Although the editors of this film know how to make things look pretty, they apparently don't understand that part of editing film is crafting a story from your footage. There was no story here.
There was, however, a lot of dancing. A good portion of the film was taken up by shots of elaborately costumed female dancers, who provided a theatrical tone to the concert. The head dance coordinator explained that, by putting the bikini-clad dancers in gas masks, she was trying to present a "different idea of what sexy is." Um, OK. They may be wearing gas masks, but in those skimpy outfits, no one is looking at their faces anyways. In fact, most of the crowd shots included scantily clad, extremely good-looking women.
But the only women in this film were objects -- dancers or eye-candy concertgoers. All the serious artists were men, albeit men who waxed on such deep topics as togetherness, and how the EDM culture is going to change the world.
Too bad they didn't go into the "how" part, or the "why". Apparently, EDM culture isn't about history, or technique, or talent - it's just peace and groovy faces everywhere.
Fans of EDM might enjoy seeing performers like Deadmau5, Benny Benassi, and Swedish House Mafia do their thing. However, sitting through two hours of this, with no discernible point or background information, seems like a bit much even for the most devoted EDM fan.
Towards the end, after talking a bit about spiritual connectedness, Rotella notes that he appreciates "the people who have stuck around through the ups and downs."
It would've been nice if we'd heard a bit about those ups and downs, rather than just really cool shots of dancers for two fucking hours.
Personal Bias: None that I can think of. I like EDM, although I'm not a rabid fan. I went to a rave once in the late '90s. This is a very youth-oriented movement, and I'm 30, so hopefully I'm not too old to still "get it".
Random Note: My mate is a rabid sports fan who lived in L.A. in the late '80s and attended many Raiders and Rams games at the coliseum where this was shot. When Rotella started talking about how there were 100,000 people in attendance, my partner scoffed. He later broke it down for me: The coliseum holds 75,000 people; although there were people on the field, 40 percent of the coliseum was blocked off. That leaves approximately 45,000 seats. A football field is 900 feet by 100 feet; at a concert, packed in like sardines, we estimated that if each person on the field took up a two foot by two foot space, and if you add in the number of folks in the seats, that brings the number of attendees to 50,000. As this was a two-day event, there were probably 100,000 people over the course of both days; the people in the film fail to mention this. I suppose it's more fun to toss around that 100,000 number and watch people's eyes pop.

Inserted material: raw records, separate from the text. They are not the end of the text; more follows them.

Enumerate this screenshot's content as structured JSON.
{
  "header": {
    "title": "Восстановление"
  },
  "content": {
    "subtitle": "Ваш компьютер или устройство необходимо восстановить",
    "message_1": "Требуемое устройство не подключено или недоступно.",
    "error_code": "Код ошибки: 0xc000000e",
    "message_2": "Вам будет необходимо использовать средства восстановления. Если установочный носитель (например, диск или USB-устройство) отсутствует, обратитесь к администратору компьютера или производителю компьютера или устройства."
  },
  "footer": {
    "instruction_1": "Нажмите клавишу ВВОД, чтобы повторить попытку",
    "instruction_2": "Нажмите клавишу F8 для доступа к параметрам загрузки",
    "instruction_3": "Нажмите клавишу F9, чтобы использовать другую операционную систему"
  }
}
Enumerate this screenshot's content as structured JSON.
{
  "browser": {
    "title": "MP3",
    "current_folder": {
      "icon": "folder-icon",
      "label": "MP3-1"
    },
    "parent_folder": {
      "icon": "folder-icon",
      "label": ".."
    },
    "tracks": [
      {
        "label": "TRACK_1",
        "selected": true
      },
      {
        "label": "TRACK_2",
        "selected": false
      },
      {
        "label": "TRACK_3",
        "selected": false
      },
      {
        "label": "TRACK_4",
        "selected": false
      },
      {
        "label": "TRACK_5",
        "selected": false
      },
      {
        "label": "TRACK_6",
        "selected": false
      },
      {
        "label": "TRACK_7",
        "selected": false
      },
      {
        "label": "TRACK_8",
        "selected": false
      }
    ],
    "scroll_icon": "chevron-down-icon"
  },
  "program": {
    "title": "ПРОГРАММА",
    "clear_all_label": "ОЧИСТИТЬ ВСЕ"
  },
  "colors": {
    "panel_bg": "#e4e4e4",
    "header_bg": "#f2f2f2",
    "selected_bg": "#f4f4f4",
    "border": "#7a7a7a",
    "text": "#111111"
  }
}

By The Way: The audience in the Hurst movie theater was very young, and many were dressed in colorful rave outfits, which was really cool. We saw a guy in a mouse hat, a girl in a tutu with fuzzy legwarmers, and lots of colorful bracelets. The two cops posted at the door -- no doubt to contain the riots that might happen in a mall movie theater in Hurst -- seemed to be in good spirits.